# [TRY IT]
Search the data for "value". Return each matching line.
##### PROVIDED DATA #####
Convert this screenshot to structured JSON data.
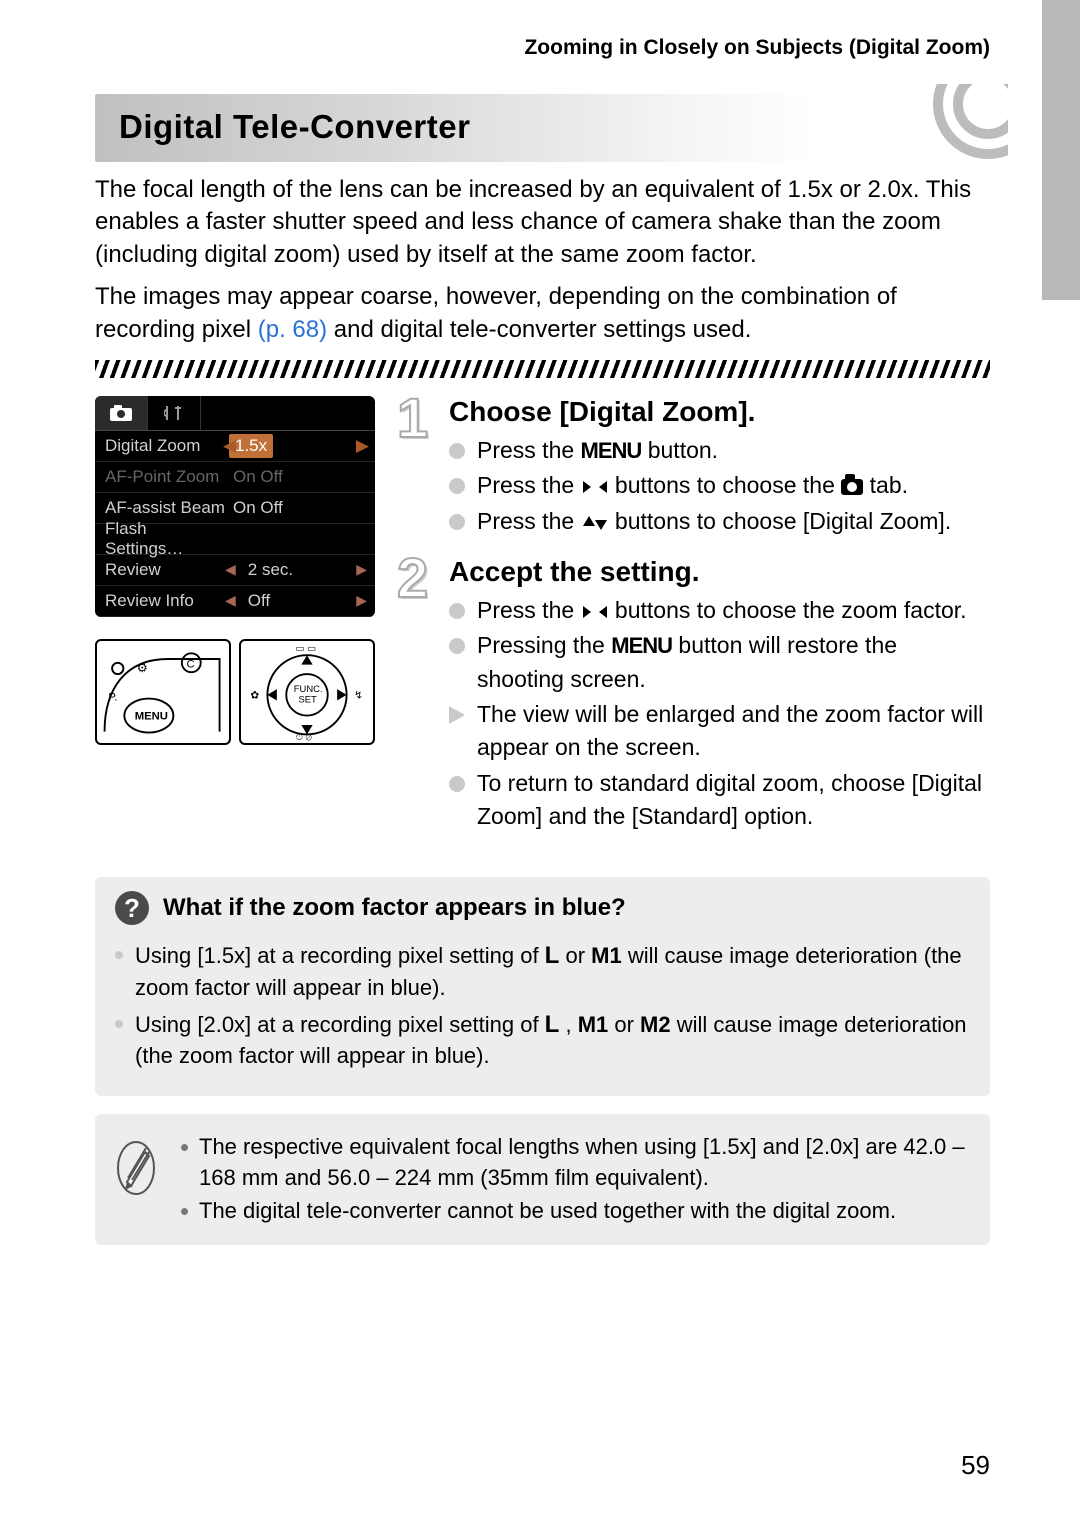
{
  "header": "Zooming in Closely on Subjects (Digital Zoom)",
  "section_title": "Digital Tele-Converter",
  "intro_1": "The focal length of the lens can be increased by an equivalent of 1.5x or 2.0x. This enables a faster shutter speed and less chance of camera shake than the zoom (including digital zoom) used by itself at the same zoom factor.",
  "intro_2a": "The images may appear coarse, however, depending on the combination of recording pixel ",
  "intro_2_link": "(p. 68)",
  "intro_2b": " and digital tele-converter settings used.",
  "menu": {
    "rows": [
      {
        "label": "Digital Zoom",
        "value": "1.5x",
        "selected": true
      },
      {
        "label": "AF-Point Zoom",
        "value": "On   Off",
        "dim": true
      },
      {
        "label": "AF-assist Beam",
        "value": "On   Off"
      },
      {
        "label": "Flash Settings…",
        "value": ""
      },
      {
        "label": "Review",
        "value": "2 sec.",
        "carets": true
      },
      {
        "label": "Review Info",
        "value": "Off",
        "carets": true
      }
    ]
  },
  "steps": [
    {
      "num": "1",
      "title": "Choose [Digital Zoom].",
      "items": [
        {
          "type": "bullet",
          "parts": [
            "Press the ",
            {
              "glyph": "MENU"
            },
            " button."
          ]
        },
        {
          "type": "bullet",
          "parts": [
            "Press the ",
            {
              "glyph": "LR"
            },
            " buttons to choose the ",
            {
              "glyph": "CAMERA"
            },
            " tab."
          ]
        },
        {
          "type": "bullet",
          "parts": [
            "Press the ",
            {
              "glyph": "UD"
            },
            " buttons to choose [Digital Zoom]."
          ]
        }
      ]
    },
    {
      "num": "2",
      "title": "Accept the setting.",
      "items": [
        {
          "type": "bullet",
          "parts": [
            "Press the ",
            {
              "glyph": "LR"
            },
            " buttons to choose the zoom factor."
          ]
        },
        {
          "type": "bullet",
          "parts": [
            "Pressing the ",
            {
              "glyph": "MENU"
            },
            " button will restore the shooting screen."
          ]
        },
        {
          "type": "result",
          "parts": [
            "The view will be enlarged and the zoom factor will appear on the screen."
          ]
        },
        {
          "type": "bullet",
          "parts": [
            "To return to standard digital zoom, choose [Digital Zoom] and the [Standard] option."
          ]
        }
      ]
    }
  ],
  "qbox": {
    "title": "What if the zoom factor appears in blue?",
    "items": [
      {
        "parts": [
          "Using [1.5x] at a recording pixel setting of  ",
          {
            "glyph": "L"
          },
          "  or ",
          {
            "glyph": "M1"
          },
          " will cause image deterioration (the zoom factor will appear in blue)."
        ]
      },
      {
        "parts": [
          "Using [2.0x] at a recording pixel setting of  ",
          {
            "glyph": "L"
          },
          " , ",
          {
            "glyph": "M1"
          },
          " or ",
          {
            "glyph": "M2"
          },
          "  will cause image deterioration (the zoom factor will appear in blue)."
        ]
      }
    ]
  },
  "notes": [
    "The respective equivalent focal lengths when using [1.5x] and [2.0x] are 42.0 – 168 mm and 56.0 – 224 mm (35mm film equivalent).",
    "The digital tele-converter cannot be used together with the digital zoom."
  ],
  "page_number": "59"
}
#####
# [SOLUTION TO THE EXERCISE]
        "value": "1.5x",
        "value": "On   Off",
        "value": "On   Off"
        "value": ""
        "value": "2 sec.",
        "value": "Off",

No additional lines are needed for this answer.